Office Building Access Control

Office Building Access Control

Access control, the method by which entry into specific areas is allowed or restricted, is a critical part of planning the security of an office building.

The old-fashioned key in the lock has served its purpose since time immemorial. But keys can get lost, stolen, and can be easily duplicated. They can also lead to high costs when it becomes necessary to change the locks every time an employee leaves the business. Luckily, with advanced hi -tech office building access control developments nowadays, there are many more efficient options for keeping your space secure and preventing it from being breached by unauthorized personnel.

The most convenient form of access control is an electronic system. This can be used for exterior doors and for interior entrances as well. The benefit of electronic access control is that it gives you so many options, and can be tailor-made to suit the needs of your business. You can permit entrance into certain areas for privileged employees while simultaneously denying access for others. It can safeguard all corners of the building without constant human monitoring. It can allow only certain trusted employees to remain in secured areas after work hours without risking the security of the building, and it can ensure that no one enters at certain times.

Electronic access control systems can involve fingerprint or even facial recognition. More commonly, it involves electronic cards. For many office buildings, the “key” has now turned into the key fob or the “card.” This credit card sized card, or small rounded key fob, is encoded with a specific electronic code that when identified by a card reader affixed on or near the outer part of the door, will allow entry into that room.

There are a number of important components involved in an electronic system. The card is used to carry the electronic code that allows entry into designated areas.

Electric strikes installed in the doors are released when activated by the card.

Card readers can identify the code on the card either by having the card inserted into them or, in the case of proximity readers, by having the card in very close proximity or positioning the card in front of the reader.

Keypads are sometimes used together with or instead of the card reader. In the case of a specific supply closet or area that needs to be secured, or even in a small office building, keypads alone may suffice. The drawback of keypads is that the codes can be easily shared with others. Therefore it is usually advisable to install a keypad and card reader combination. Electric lock hardware is commonly installed at the site of the entryway.

Field panels connect all the combined parts of the system to enable it to run smoothly. Depending on the number of doors that are in the system, there may be more than one field panel necessary.

A server computer keeps track of all of the data for the system and manages the whole process. The benefit of this is that the program can be tailored to the needs of the company, by creating detailed schedules and time slots. The schedules can be changed and adapted as needed, and employees can be added to the database when they are hired and can be deleted from the system when their position is terminated. Additionally, the computer tracks the trails of every individual in the system, keeping a record of all their activities that involved their electronic card, so the data can be reviewed by those in charge to monitor and stay in control of exactly what is going on in the building, and to immediately identify problems in case of improper use of restricted areas.

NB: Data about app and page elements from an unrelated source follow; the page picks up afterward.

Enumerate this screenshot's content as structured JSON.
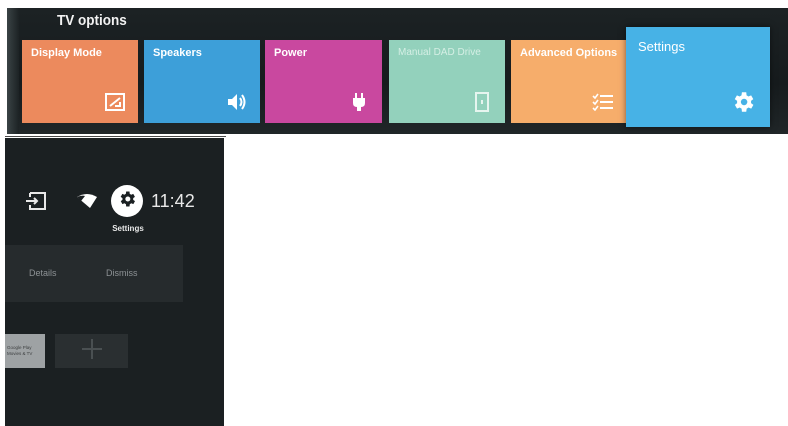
{
  "tv_options": {
    "title": "TV options",
    "tiles": [
      {
        "label": "Display Mode",
        "icon": "picture-frame-icon",
        "color": "#ec8a5d"
      },
      {
        "label": "Speakers",
        "icon": "speaker-icon",
        "color": "#3d9fd9"
      },
      {
        "label": "Power",
        "icon": "plug-icon",
        "color": "#c9489f"
      },
      {
        "label": "Manual DAD Drive",
        "icon": "panel-icon",
        "color": "#93d1bc"
      },
      {
        "label": "Advanced Options",
        "icon": "list-settings-icon",
        "color": "#f6ad6b"
      },
      {
        "label": "Settings",
        "icon": "gear-icon",
        "color": "#47b2e6",
        "selected": true
      }
    ]
  },
  "home": {
    "status": {
      "input_icon": "input-source-icon",
      "network_icon": "wifi-icon",
      "settings_icon": "gear-icon",
      "settings_caption": "Settings",
      "clock": "11:42"
    },
    "notification": {
      "details_label": "Details",
      "dismiss_label": "Dismiss"
    },
    "apps": {
      "tile_label_line1": "Google Play",
      "tile_label_line2": "Movies & TV",
      "add_icon": "plus-icon"
    }
  }
}
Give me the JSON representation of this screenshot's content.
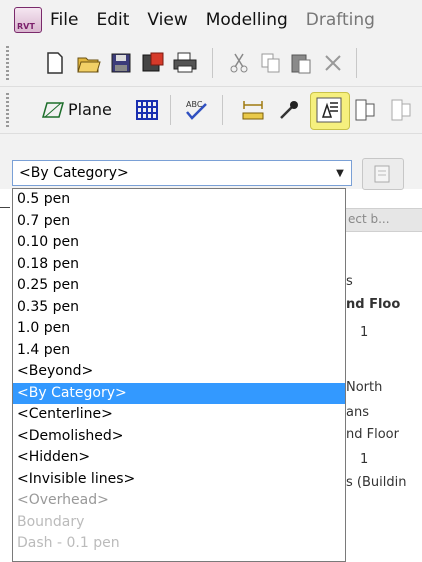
{
  "menubar": {
    "items": [
      "File",
      "Edit",
      "View",
      "Modelling",
      "Drafting"
    ]
  },
  "toolbar2": {
    "plane_label": "Plane"
  },
  "type_selector": {
    "value": "<By Category>"
  },
  "dropdown": {
    "options": [
      "0.5 pen",
      "0.7 pen",
      "0.10 pen",
      "0.18 pen",
      "0.25 pen",
      "0.35 pen",
      "1.0 pen",
      "1.4 pen",
      "<Beyond>",
      "<By Category>",
      "<Centerline>",
      "<Demolished>",
      "<Hidden>",
      "<Invisible lines>",
      "<Overhead>",
      "Boundary",
      "Dash - 0.1 pen"
    ],
    "selected": "<By Category>"
  },
  "background_panel": {
    "header": "ect b...",
    "lines": [
      "s",
      "nd Floo",
      "1",
      "North",
      "ans",
      "nd Floor",
      "1",
      "s (Buildin"
    ]
  },
  "colors": {
    "highlight": "#f6f07e",
    "selection": "#3399ff",
    "combo_border": "#7aa0d6"
  },
  "icons": [
    "app-rvt-icon",
    "new-icon",
    "open-icon",
    "save-icon",
    "save-special-icon",
    "print-icon",
    "cut-icon",
    "copy-icon",
    "paste-icon",
    "delete-icon",
    "plane-icon",
    "grid-icon",
    "spellcheck-icon",
    "measure-icon",
    "eyedropper-icon",
    "linework-icon",
    "door-icon"
  ]
}
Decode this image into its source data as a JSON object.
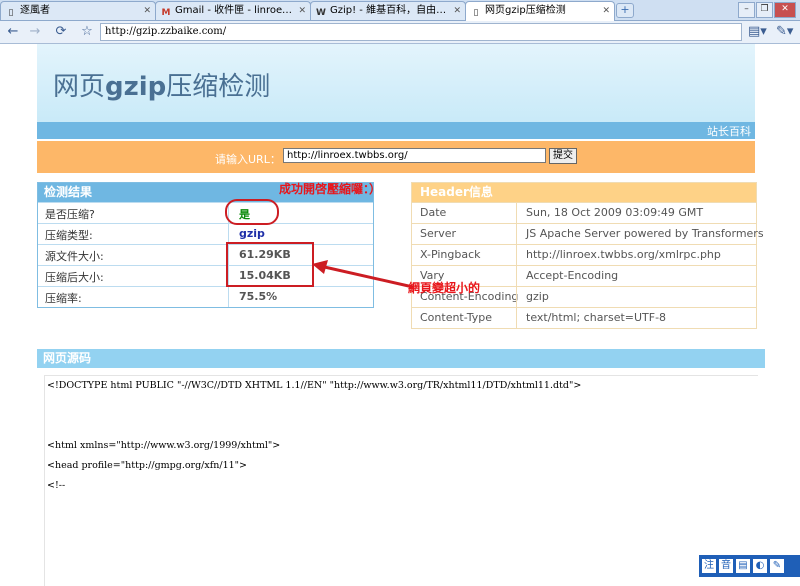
{
  "browser": {
    "tabs": [
      {
        "label": "逐風者",
        "icon": "page-icon"
      },
      {
        "label": "Gmail - 收件匣 - linroex@g...",
        "icon": "gmail-icon"
      },
      {
        "label": "Gzip! - 維基百科，自由的...",
        "icon": "wikipedia-icon"
      },
      {
        "label": "网页gzip压缩检测",
        "icon": "page-icon"
      }
    ],
    "address": "http://gzip.zzbaike.com/"
  },
  "page": {
    "title_prefix": "网页",
    "title_bold": "gzip",
    "title_suffix": "压缩检测",
    "site_link": "站长百科",
    "url_label": "请输入URL：",
    "url_value": "http://linroex.twbbs.org/",
    "submit_label": "提交"
  },
  "results": {
    "heading": "检测结果",
    "rows": [
      {
        "key": "是否压缩?",
        "value": "是",
        "color": "#0a8a0a"
      },
      {
        "key": "压缩类型:",
        "value": "gzip",
        "color": "#1f2fa8"
      },
      {
        "key": "源文件大小:",
        "value": "61.29KB",
        "color": "#555555"
      },
      {
        "key": "压缩后大小:",
        "value": "15.04KB",
        "color": "#555555"
      },
      {
        "key": "压缩率:",
        "value": "75.5%",
        "color": "#555555"
      }
    ]
  },
  "headers": {
    "heading": "Header信息",
    "rows": [
      {
        "key": "Date",
        "value": "Sun, 18 Oct 2009 03:09:49 GMT"
      },
      {
        "key": "Server",
        "value": "JS Apache Server powered by Transformers"
      },
      {
        "key": "X-Pingback",
        "value": "http://linroex.twbbs.org/xmlrpc.php"
      },
      {
        "key": "Vary",
        "value": "Accept-Encoding"
      },
      {
        "key": "Content-Encoding",
        "value": "gzip"
      },
      {
        "key": "Content-Type",
        "value": "text/html; charset=UTF-8"
      }
    ]
  },
  "annotations": {
    "success": "成功開啓壓縮囉：）",
    "smaller": "網頁變超小的"
  },
  "source": {
    "heading": "网页源码",
    "lines": [
      "<!DOCTYPE html PUBLIC \"-//W3C//DTD XHTML 1.1//EN\" \"http://www.w3.org/TR/xhtml11/DTD/xhtml11.dtd\">",
      "<html xmlns=\"http://www.w3.org/1999/xhtml\">",
      "<head profile=\"http://gmpg.org/xfn/11\">",
      "<!--"
    ]
  },
  "tray": {
    "icons": [
      "ime-icon",
      "keyboard-icon",
      "notebook-icon",
      "volume-icon",
      "network-icon"
    ],
    "glyphs": [
      "注",
      "音",
      "▤",
      "◐",
      "✎"
    ]
  }
}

When setting up these systems in an office building, the security provider will first want to evaluate the needs of the business in order to plan a relevant system. When choosing the ideal plan of access control for the office building they will take into account the financial aspect, as some offices will prefer a more economical solution, and if there is only a small and uncomplicated area to be secured, this can be very reasonable, whereas a bigger business which requires detailed security in multiple locations in the building will require a more extensive and costly system. The provider will consider the number of entrances or exits needing to be controlled, and subsequently the amount of access control panels necessary to connect the different components of the system. They will determine the number of card readers and possibly keypads needed and will decide on where exactly to install them. A location will be determined by the server computer which will be controlling the system and managing the data. The software on the computer will be programmed to manage the users and their schedules. When all the details are in place, access control will be a seamless and convenient process.